The September through November period was the wettest ever recorded at the Blue Hill Observatory in Milton, according to climate scientists at the University of Massachusetts Amherst.
It was the fourth-rainiest autumn on record in Boston, according to the Northeast Regional Climate Center. The city had more than 18 inches of rain over the period, which is 160 percent of normal rainfall.
Boston saw more than 9 inches of rain in November, which is more than double a normal November.
It was the second-wettest fall ever recorded in Worcester and in Providence.
Michael Rawlins, of the Climate Science Research Center at UMass Amherst, says all that precipitation could mean trouble come spring.
"Should we receive average snowfall over the winter," he said, "then it's very likely that we'll see issues with basement flooding, river flooding, septic system failures potentially, so, what would be best is if we had a very benign winter."
WBUR meteorologist David Epstein has said it may be a snowier-than-average meteorological winter, which began on Saturday (Dec. 1).
Rawlins says the region will likely get more wet autumns as a result of climate change.
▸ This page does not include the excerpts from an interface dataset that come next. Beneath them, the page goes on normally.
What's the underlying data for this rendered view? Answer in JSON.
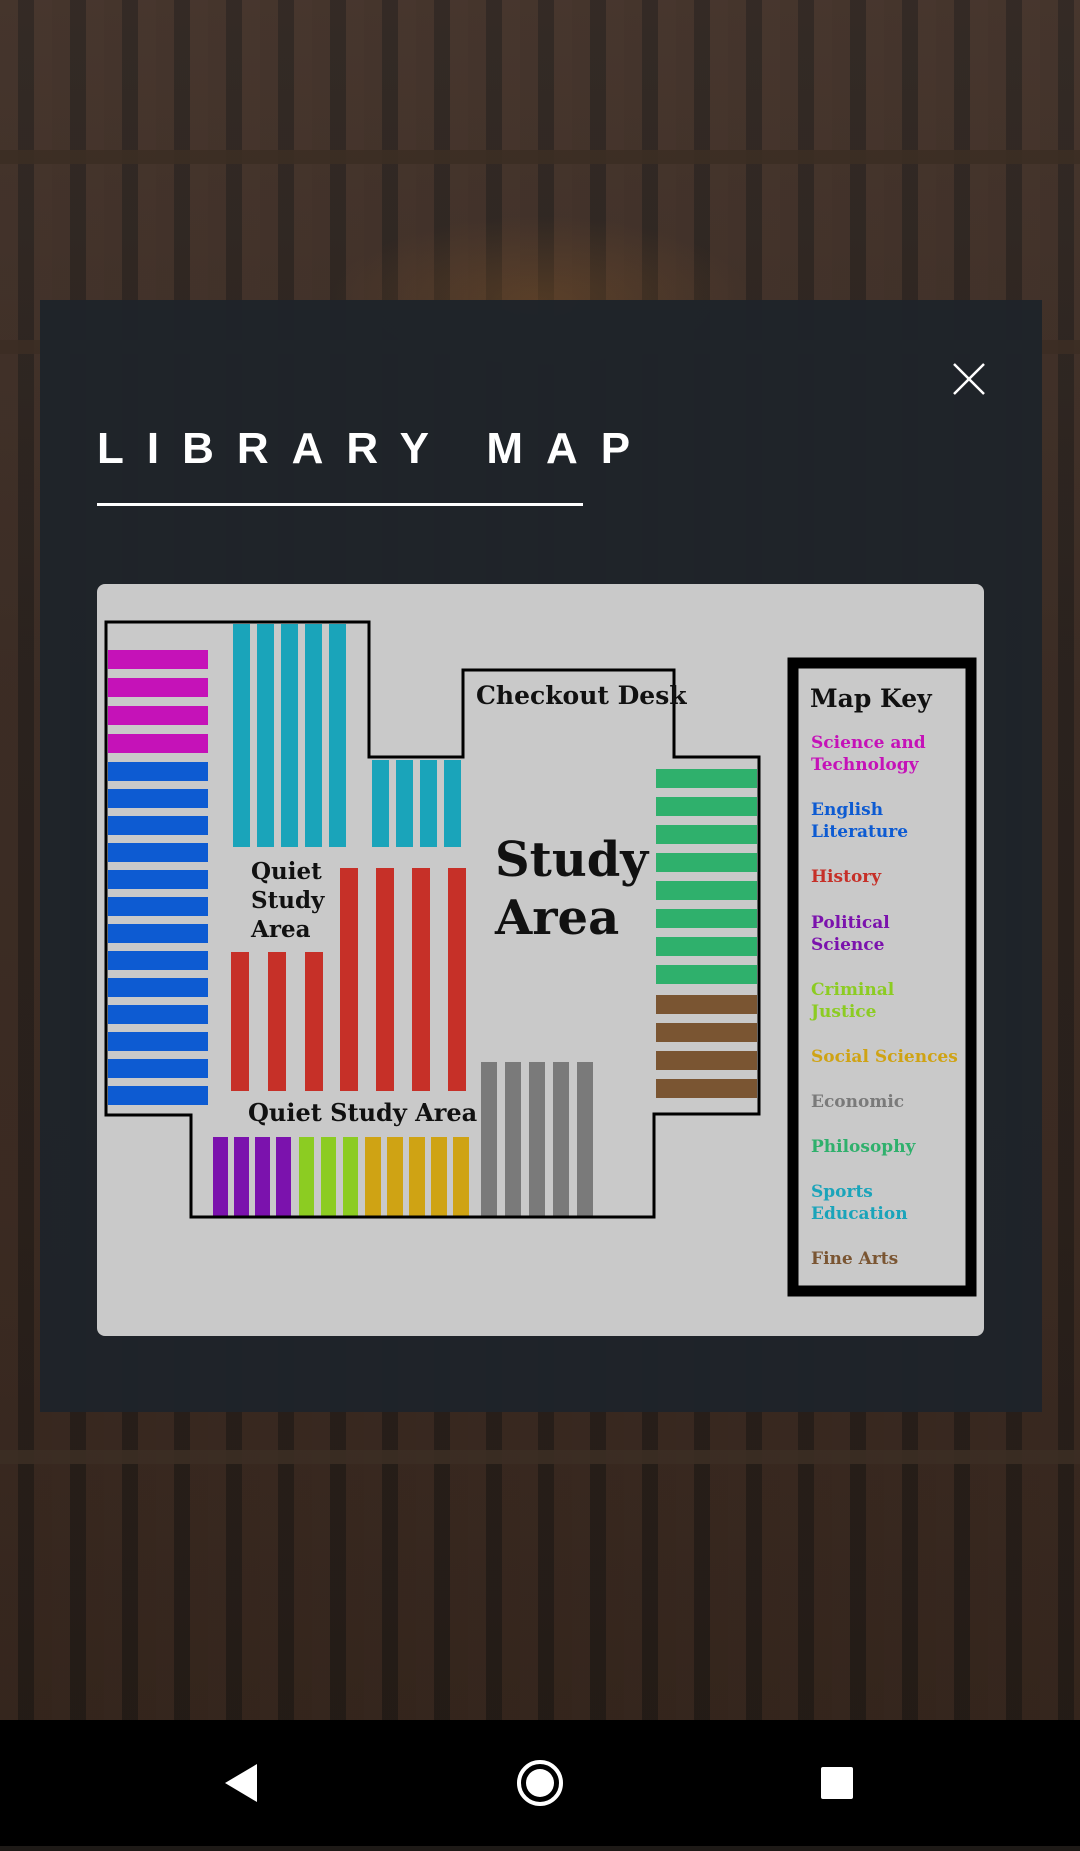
{
  "modal": {
    "title": "LIBRARY MAP"
  },
  "map": {
    "checkout_label": "Checkout Desk",
    "study_area_line1": "Study",
    "study_area_line2": "Area",
    "quiet_study_line1": "Quiet",
    "quiet_study_line2": "Study",
    "quiet_study_line3": "Area",
    "quiet_study_bottom": "Quiet Study Area",
    "key": {
      "title": "Map Key",
      "items": [
        {
          "line1": "Science and",
          "line2": "Technology",
          "color": "#c512b8"
        },
        {
          "line1": "English",
          "line2": "Literature",
          "color": "#0d5bd2"
        },
        {
          "line1": "History",
          "line2": "",
          "color": "#c63028"
        },
        {
          "line1": "Political",
          "line2": "Science",
          "color": "#7b12ad"
        },
        {
          "line1": "Criminal",
          "line2": "Justice",
          "color": "#8ccc22"
        },
        {
          "line1": "Social Sciences",
          "line2": "",
          "color": "#cfa314"
        },
        {
          "line1": "Economic",
          "line2": "",
          "color": "#7a7a7a"
        },
        {
          "line1": "Philosophy",
          "line2": "",
          "color": "#2fb06c"
        },
        {
          "line1": "Sports",
          "line2": "Education",
          "color": "#1aa4ba"
        },
        {
          "line1": "Fine Arts",
          "line2": "",
          "color": "#7a5532"
        }
      ]
    }
  },
  "icons": {
    "close": "close-icon",
    "back": "back-triangle-icon",
    "home": "home-circle-icon",
    "recents": "recents-square-icon"
  }
}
The National Climate Assessment, out late last month, said "further increases in rainfall intensity are expected" for the Northeast.
Massachusetts has received slightly more precipitation, on an annual basis, over the last century, while Boston has remained fairly steady:
November was a colder-than-normal month in the Northeast at large, and in Boston. But overall the autumn was warmer than normal in Boston.
With reporting by WBUR's Benjamin Swasey and the Newscast Unit